The hon. Gentleman asked about the requirements for plans. They were set following consultation with experts in public safety and they exist for good reason. It may be of benefit to remind him that we have clarified that plans do not have to be put together professionally. We are introducing proposals for a light-touch variation process to allow changes to be made to plans while imposing as little burden or cost as possible.
In the next few weeks, we expect to receive the live music forum’s report, which may raise relevant considerations about the impact of this issue on village halls, and we will want to bring those into the consultation. When the independent fees panel considered village and community halls, it also considered whether charities and not-for-profit organisations should benefit from further exemptions or exceptions to fees. The panel took a view on that, but, again, I am open to representations from the hon. Gentleman and his colleagues, if they wish to make them.
I am glad that we have had the opportunity to air some of the issues because they are important. I hope that the hon. Gentleman recognises that our policy is not inflexible, but is one that we wish to improve on, and if we can improve on it, we will. We intend to introduce not a more bureaucratic system, but a less bureaucratic system, and we intend not to introduce a system that encourages alcohol abuse, but to introduce one that discourages alcohol abuse.

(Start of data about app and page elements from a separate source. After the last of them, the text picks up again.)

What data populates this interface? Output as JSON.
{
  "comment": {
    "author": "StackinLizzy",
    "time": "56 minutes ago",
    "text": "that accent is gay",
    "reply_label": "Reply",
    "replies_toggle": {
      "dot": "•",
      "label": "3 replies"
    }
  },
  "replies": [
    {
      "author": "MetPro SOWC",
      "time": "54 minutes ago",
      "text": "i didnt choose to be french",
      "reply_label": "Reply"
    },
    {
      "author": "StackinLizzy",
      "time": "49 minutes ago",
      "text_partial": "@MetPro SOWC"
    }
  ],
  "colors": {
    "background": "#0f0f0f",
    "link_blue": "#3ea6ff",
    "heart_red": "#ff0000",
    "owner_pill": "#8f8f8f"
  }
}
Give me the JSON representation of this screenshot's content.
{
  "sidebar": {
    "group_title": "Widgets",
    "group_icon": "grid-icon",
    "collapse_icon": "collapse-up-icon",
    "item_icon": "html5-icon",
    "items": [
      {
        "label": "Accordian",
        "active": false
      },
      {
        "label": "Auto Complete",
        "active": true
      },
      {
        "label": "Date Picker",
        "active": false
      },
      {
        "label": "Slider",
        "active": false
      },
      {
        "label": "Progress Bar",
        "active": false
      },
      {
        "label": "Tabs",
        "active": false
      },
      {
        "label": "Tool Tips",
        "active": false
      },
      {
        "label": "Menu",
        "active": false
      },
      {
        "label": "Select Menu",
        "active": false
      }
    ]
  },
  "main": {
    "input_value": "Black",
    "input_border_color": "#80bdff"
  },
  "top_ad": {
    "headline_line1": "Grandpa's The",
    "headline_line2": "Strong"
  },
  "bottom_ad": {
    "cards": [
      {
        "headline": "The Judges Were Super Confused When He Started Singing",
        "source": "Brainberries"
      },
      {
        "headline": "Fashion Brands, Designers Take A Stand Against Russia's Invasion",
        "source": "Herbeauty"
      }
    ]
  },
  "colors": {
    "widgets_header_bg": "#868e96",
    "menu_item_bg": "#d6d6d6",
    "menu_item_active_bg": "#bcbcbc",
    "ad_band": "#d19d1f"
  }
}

We recognise that a balance needs to be struck between those providing entertainment and alcohol and those who live in the communities where that takes place. In the 2003 Act we ensured that the views of local communities, residents and the police play a significant part in determining whether licences are given to village halls or any other licensed premises. That is an important component of the 2003 Act and it has been very successful. Under the legislation, some licences have been withdrawn and suspended, which proves that it is working. I hope that the actions that I have outlined will be recognised as part of a proper, consistent and flexible process of monitoring the 2003 Act and ensuring that it continues to be successful and fit for purpose in 2027 and beyond.